**TASK TO COMPLETE**.
Scan the entries below for "CNPJ" and copy each line that holds it.

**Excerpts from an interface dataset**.
□ □ □ □

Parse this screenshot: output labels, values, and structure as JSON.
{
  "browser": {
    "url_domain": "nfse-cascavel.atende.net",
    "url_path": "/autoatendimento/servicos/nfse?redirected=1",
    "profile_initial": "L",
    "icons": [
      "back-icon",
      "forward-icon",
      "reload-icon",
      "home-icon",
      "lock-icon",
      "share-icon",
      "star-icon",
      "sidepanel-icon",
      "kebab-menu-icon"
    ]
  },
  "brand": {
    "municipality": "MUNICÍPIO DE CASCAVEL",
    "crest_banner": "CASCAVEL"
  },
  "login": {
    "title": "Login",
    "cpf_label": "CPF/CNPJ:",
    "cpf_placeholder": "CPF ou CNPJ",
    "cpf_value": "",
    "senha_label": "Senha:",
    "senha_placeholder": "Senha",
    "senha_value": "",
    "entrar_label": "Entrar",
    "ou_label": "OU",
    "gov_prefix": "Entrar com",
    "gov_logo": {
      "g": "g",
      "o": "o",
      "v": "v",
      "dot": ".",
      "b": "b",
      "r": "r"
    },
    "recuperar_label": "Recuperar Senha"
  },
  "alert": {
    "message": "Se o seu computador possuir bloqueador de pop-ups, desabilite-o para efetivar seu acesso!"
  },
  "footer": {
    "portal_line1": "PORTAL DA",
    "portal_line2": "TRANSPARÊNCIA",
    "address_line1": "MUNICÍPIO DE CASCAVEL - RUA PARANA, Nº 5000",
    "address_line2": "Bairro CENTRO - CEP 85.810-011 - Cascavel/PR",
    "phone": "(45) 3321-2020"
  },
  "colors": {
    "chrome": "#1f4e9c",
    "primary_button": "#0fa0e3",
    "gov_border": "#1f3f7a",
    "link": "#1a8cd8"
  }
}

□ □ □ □

**TASK RESULT**.
    "cpf_label": "CPF/CNPJ:",
    "cpf_placeholder": "CPF ou CNPJ",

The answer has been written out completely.